ATLANTA (Reuters) - Acclaimed trumpeter Wynton Marsalis, arguably the world’s most prominent jazz musician, is set to premiere a major new project -- composing a Blues Symphony for orchestra.
In keeping with a career that spans jazz, classical music, band leadership and high-profile advocacy for the arts, Marsalis’ symphony is epic in scope -- to celebrate American history from Revolution to the present through the blues.
The Atlanta Symphony Orchestra at Morehouse College in Atlanta will perform the symphony in January at Morehouse College in Atlanta as part of annual events for Martin Luther King day. They performed two of its movements in November.
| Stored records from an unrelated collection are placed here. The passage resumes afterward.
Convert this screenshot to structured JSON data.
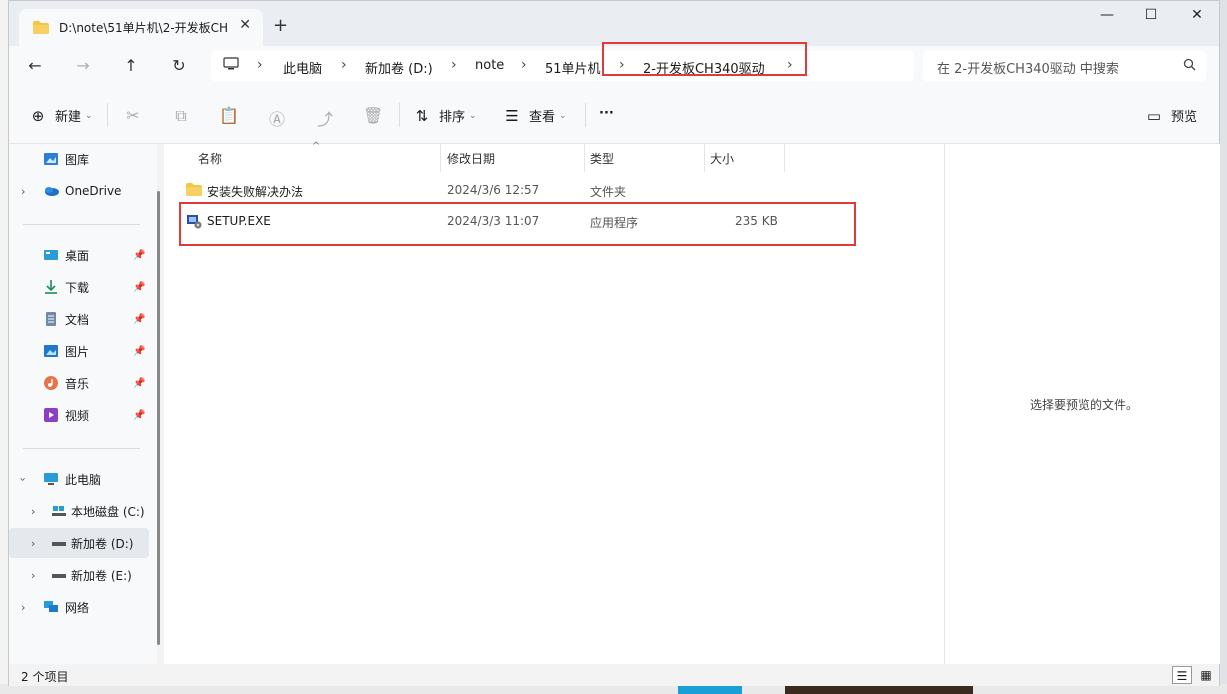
{
  "window": {
    "tab_title": "D:\\note\\51单片机\\2-开发板CH340驱动",
    "tab_close": "✕",
    "new_tab": "+",
    "minimize": "—",
    "maximize": "☐",
    "close": "✕"
  },
  "nav_buttons": {
    "back": "←",
    "forward": "→",
    "up": "↑",
    "refresh": "↻"
  },
  "breadcrumb": {
    "items": [
      "此电脑",
      "新加卷 (D:)",
      "note",
      "51单片机",
      "2-开发板CH340驱动"
    ],
    "separator": "›"
  },
  "search": {
    "placeholder": "在 2-开发板CH340驱动 中搜索"
  },
  "toolbar": {
    "new_label": "新建",
    "sort_label": "排序",
    "view_label": "查看",
    "more": "···",
    "preview_label": "预览"
  },
  "sidebar": {
    "items": [
      {
        "label": "图库",
        "icon": "gallery-icon"
      },
      {
        "label": "OneDrive",
        "icon": "cloud-icon"
      },
      {
        "label": "桌面",
        "icon": "desktop-icon"
      },
      {
        "label": "下载",
        "icon": "download-icon"
      },
      {
        "label": "文档",
        "icon": "document-icon"
      },
      {
        "label": "图片",
        "icon": "picture-icon"
      },
      {
        "label": "音乐",
        "icon": "music-icon"
      },
      {
        "label": "视频",
        "icon": "video-icon"
      },
      {
        "label": "此电脑",
        "icon": "computer-icon"
      },
      {
        "label": "本地磁盘 (C:)",
        "icon": "drive-icon"
      },
      {
        "label": "新加卷 (D:)",
        "icon": "drive-icon"
      },
      {
        "label": "新加卷 (E:)",
        "icon": "drive-icon"
      },
      {
        "label": "网络",
        "icon": "network-icon"
      }
    ]
  },
  "filelist": {
    "columns": [
      "名称",
      "修改日期",
      "类型",
      "大小"
    ],
    "rows": [
      {
        "name": "安装失败解决办法",
        "date": "2024/3/6 12:57",
        "type": "文件夹",
        "size": ""
      },
      {
        "name": "SETUP.EXE",
        "date": "2024/3/3 11:07",
        "type": "应用程序",
        "size": "235 KB"
      }
    ]
  },
  "preview": {
    "empty_text": "选择要预览的文件。"
  },
  "status": {
    "item_count": "2 个项目"
  },
  "colors": {
    "highlight": "#e03a3a",
    "folder": "#f4c542",
    "accent": "#0067c0"
  }
}
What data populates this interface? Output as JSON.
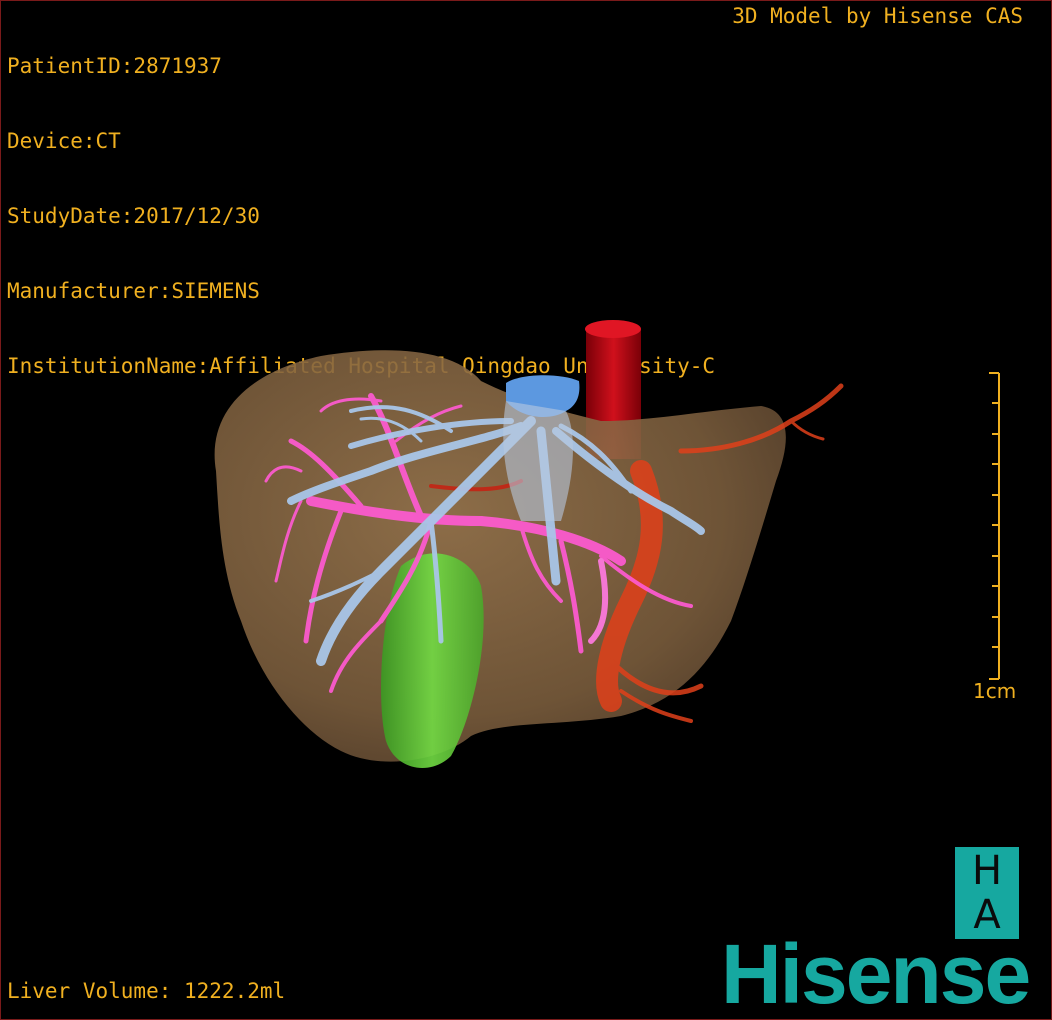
{
  "patient_info": {
    "patient_id": "PatientID:2871937",
    "device": "Device:CT",
    "study_date": "StudyDate:2017/12/30",
    "manufacturer": "Manufacturer:SIEMENS",
    "institution": "InstitutionName:Affiliated Hospital Qingdao University-C"
  },
  "brand_caption": "3D Model by Hisense CAS",
  "liver_volume": "Liver Volume: 1222.2ml",
  "scale_bar": {
    "label": "1cm"
  },
  "logo": {
    "letter_top": "H",
    "letter_bottom": "A",
    "wordmark": "Hisense"
  },
  "colors": {
    "overlay_text": "#f0b020",
    "brand_teal": "#16a8a0",
    "liver": "#8a6a45",
    "portal_vein": "#ff5ad2",
    "hepatic_vein": "#a9c6e8",
    "artery": "#e0401a",
    "vena_cava": "#c00010",
    "gallbladder": "#5ec832"
  }
}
Marsalis, 48, was born in New Orleans, the self-proclaimed home of jazz.
The artistic director of Jazz at Lincoln Center in New York made his name as a virtuoso trumpeter, composer and band leader, winning nine Grammy awards and a Pulitzer Prize for Music for classical and jazz performances and compositions.
He has previously produced two epic works: All Rise and Blood on the Fields, which won the 1997 a Pulitzer for music.
Marsalis talked to Reuters about composing the Blues Symphony and jazz great such as Duke Ellington and Jelly Roll Morton,
Q: What got you excited about the Blues Symphony project?
A: “Ever since I started with music, I always wondered about the appropriation of actual things that jazz musicians play for orchestral musicians. I have had a fantastic time playing gigs with orchestras. Orchestral musicians are the best trained musicians in the world.”
Q: Was it tough to translate the ideas for a blues symphony into an orchestral form?
A: “It is difficult. You have to find what will sound good. The instruments are used in a different way. The whole process took four months of working straight and I‘m still doing it in addition to all the other work I have to do and being on the road.”
Q: What can young people learn about jazz greats such as Duke Ellington and Jelly Roll Morton on whom this symphony is based?
A: “I always encourage young people if they want to know something to check it out. The thing we all want to do, young or old, is we want to continue our education. In music you are always young.”
Q: Were you nervous about writing a symphony with such a broad theme?
A: ”I am never nervous about anything. I am only writing music. I would be nervous if we were in a war or something. Music works or doesn’t work.
“I grow up playing a lot of (different types of) music. I did play in marching bands ... a funk band ... a community band ... a jazz band .... My concept of music is expansive. My concept of American history is expansive because being in New Orleans it is a historic city. You are always around history.”
Q: Why has this symphony taken so long to come together?
A: “It’s just difficult to write and difficult (for the orchestra) to play.”
Q: How do you write?
A: ”I do everything long hand ... I write out first the piano score ... I get the outlay of the entire composition. When I get the piano score, then I begin to orchestrate it.
“The composition takes kind of long but I am fortunate because I never really have a problem with ideas. I have difficulty with the technical part because I am not really trained in orchestration. It takes me much longer to figure out how it is going to sound.”
Editing by Patricia Reaney